(Beginning of Input records)

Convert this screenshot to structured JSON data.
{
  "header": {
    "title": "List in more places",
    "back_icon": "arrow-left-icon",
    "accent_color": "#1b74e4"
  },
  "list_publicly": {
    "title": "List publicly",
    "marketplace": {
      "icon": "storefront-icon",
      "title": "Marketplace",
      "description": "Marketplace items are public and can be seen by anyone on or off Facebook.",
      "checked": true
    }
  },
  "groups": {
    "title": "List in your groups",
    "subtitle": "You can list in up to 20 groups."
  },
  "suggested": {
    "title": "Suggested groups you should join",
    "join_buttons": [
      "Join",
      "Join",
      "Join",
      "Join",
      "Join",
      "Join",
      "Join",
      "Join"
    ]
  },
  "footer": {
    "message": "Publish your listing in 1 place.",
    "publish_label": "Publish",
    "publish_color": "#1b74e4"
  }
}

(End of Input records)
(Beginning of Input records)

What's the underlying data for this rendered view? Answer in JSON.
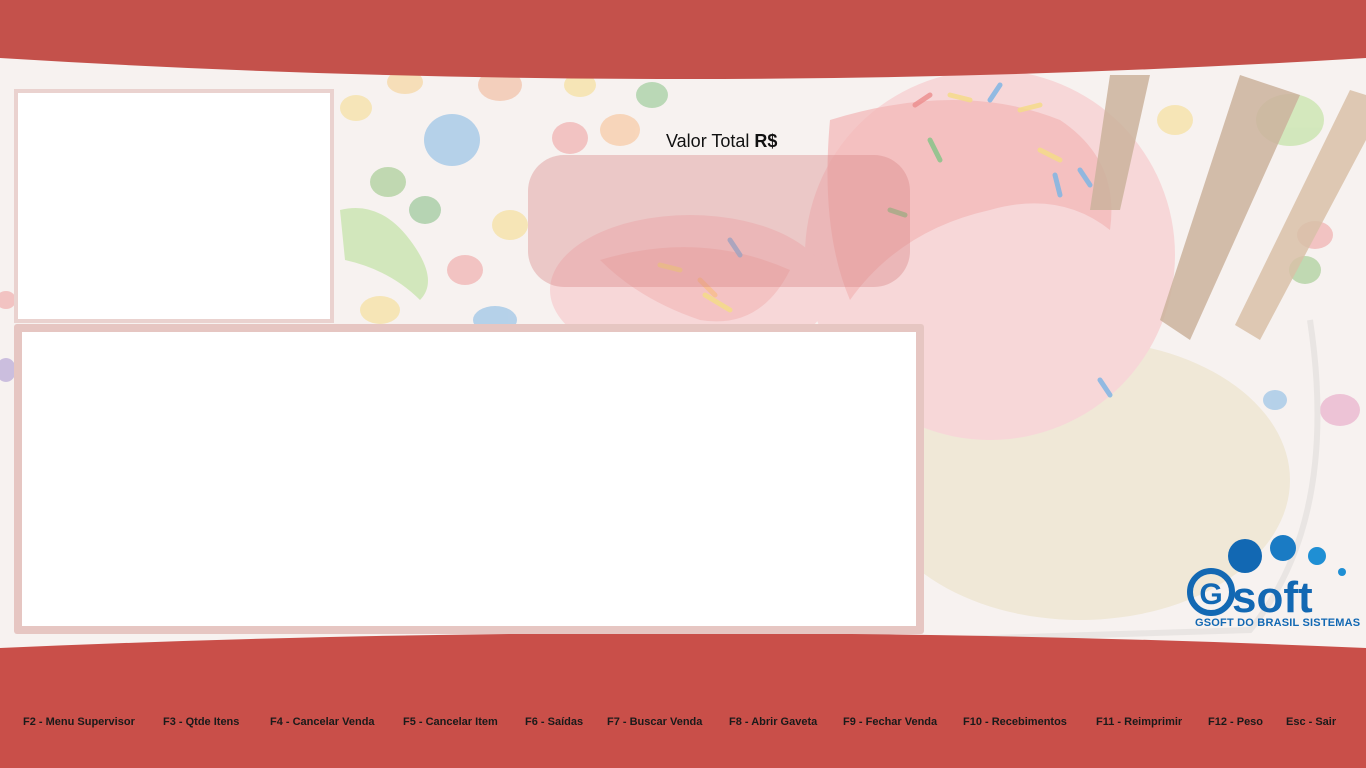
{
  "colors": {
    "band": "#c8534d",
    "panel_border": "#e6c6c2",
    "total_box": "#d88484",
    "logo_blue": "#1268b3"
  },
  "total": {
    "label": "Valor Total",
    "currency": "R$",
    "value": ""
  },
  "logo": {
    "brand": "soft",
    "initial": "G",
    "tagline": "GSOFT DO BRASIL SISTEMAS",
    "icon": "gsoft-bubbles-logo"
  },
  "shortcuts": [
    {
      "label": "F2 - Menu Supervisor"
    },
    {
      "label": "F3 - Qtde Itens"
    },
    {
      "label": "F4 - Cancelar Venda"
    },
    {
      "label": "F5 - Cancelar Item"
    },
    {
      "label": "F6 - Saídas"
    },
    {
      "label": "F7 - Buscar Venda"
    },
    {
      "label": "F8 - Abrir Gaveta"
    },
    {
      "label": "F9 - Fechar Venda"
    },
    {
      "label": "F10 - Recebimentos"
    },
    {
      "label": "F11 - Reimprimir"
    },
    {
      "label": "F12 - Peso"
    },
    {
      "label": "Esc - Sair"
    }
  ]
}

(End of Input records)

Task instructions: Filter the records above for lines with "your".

Exercise response:
    "title": "List in your groups",
    "message": "Publish your listing in 1 place.",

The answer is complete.